Dan Bull – Home Taping is Killing Music

Here at Buzzin Music we feel strongly about the Governments views on clamping down on file sharing on the internet-the very reason that the concept was developed was to share information and we feel that users have a fundamental right to continue doing so.

In Spain a couple of years ago it was declared in court that a serial downloader had no case to answer against the music publishers as he used the files for his own personal use and had never attempted to sell or loan the material that he had accumulated.

That sounded like a fair outcome to me, but in the UK it appears that the Government is having it’s strings pulled by the major players in the entertainments industry and have outlined their anti file sharing proposals as part of the Digital Economy Bill.

Back in the seventies and eighties the same record companies decided that Home Taping Was Killing The Music Industry and Talk Talk have commissioned musician Dan Bull to make a recording along those lines in it’s own campaign against the government’s plans to disconnect alleged filesharers.

The tongue-in-cheek video features 80s legends Madonna, George Michael and Adam Ant (well, actually it’s just a trio of look-alikes) lip-synching to the song; Top Of The Pops style.

Dan Bull, who composed the song to accompany the video (created by an ex-Top Of The Pops director), had this to say about his creation:

“As a musician, I’m against the Government’s filesharing proposals as they would misguidedly hurt music fans. Disconnecting thousands of users suspected of filesharing wouldn’t suddenly mean that people would go out there and buy more music. The internet has fundamentally changed the way we listen to tunes, watch films and so on, so we actually need to think of new ways of how we make a living out our creative efforts.”

Dan Bull – Home Taping Is Killing Music


TalkTalk has also carried out some research which shows that the majority of music fans will switch to alternative ways of accessing copyright-protected content for free if using peer-to-peer (P2P) services leaves them vulnerable to disconnection. You can read TalkTalk’s press release here.

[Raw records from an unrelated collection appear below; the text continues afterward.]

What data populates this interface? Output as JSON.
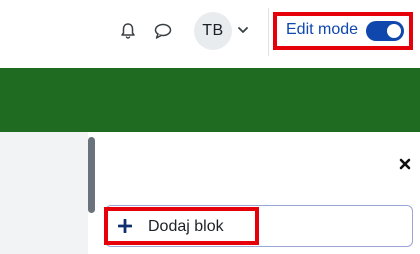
{
  "header": {
    "icons": {
      "notifications": "bell-icon",
      "messages": "chat-bubble-icon",
      "user_menu_caret": "chevron-down-icon"
    },
    "user": {
      "initials": "TB"
    },
    "edit_mode": {
      "label": "Edit mode",
      "enabled": true
    }
  },
  "colors": {
    "banner": "#1f6b22",
    "accent": "#0f47ad",
    "highlight": "#e6000a"
  },
  "content": {
    "close_icon": "close-icon",
    "add_block": {
      "label": "Dodaj blok",
      "icon": "plus-icon"
    }
  }
}
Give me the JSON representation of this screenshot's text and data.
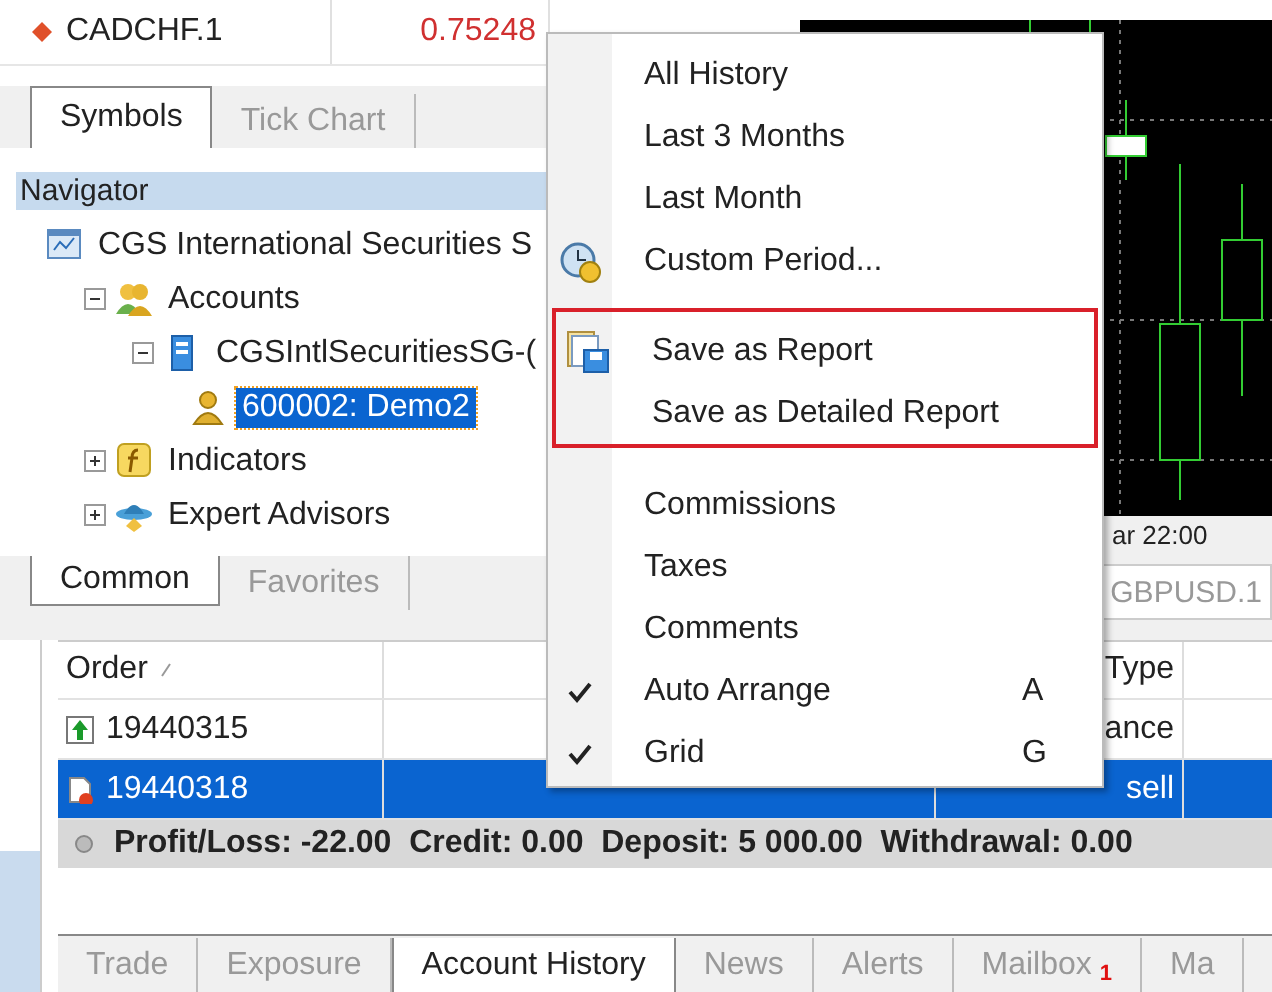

If you feel as strongly as we do about this governments proposals sign this ‘Don’t disconnest us’ petition to abolish the proposed law now.

MP3 – the great download the debate

For the past decade the music industry has been concerned with free distribution and downloading of MP3 files on the internet, especially on peer-to-peer sites that share folders among its members. The first many heard of this was when Metallica took Napster to court in 2000 when they discovered that a demo of their song ‘I Disappear’ had been circulating across the Napster network, and eventually turned up being played on radio stations even before its release.

But the major issue facing the global music industry for the past few years has been the debate whether to add locking to MP3 music files with DRM (Digital Rights Management).

Last month, Amazon announced the launch of a digital music store selling DRM-free tracks, allowing customers to play their downloaded music on any device. This move was is in direct competition with Apple, whose iTunes stores is the leading digital music retailer, and includes DRM on all its MP3’s.

DRM is a code that restricts how files can be played and shared. Tracks with DRM can typically only be played on the device that they were first downloaded to.

Other players in the market, such as the American superstore giants, Wal-Mart and Universal Music have used the debate to their advantage by selling DRM-free tracks. With Amazon’s new store, the industry is firmly divided into those selling downloads with DRM and those opposed to DRM.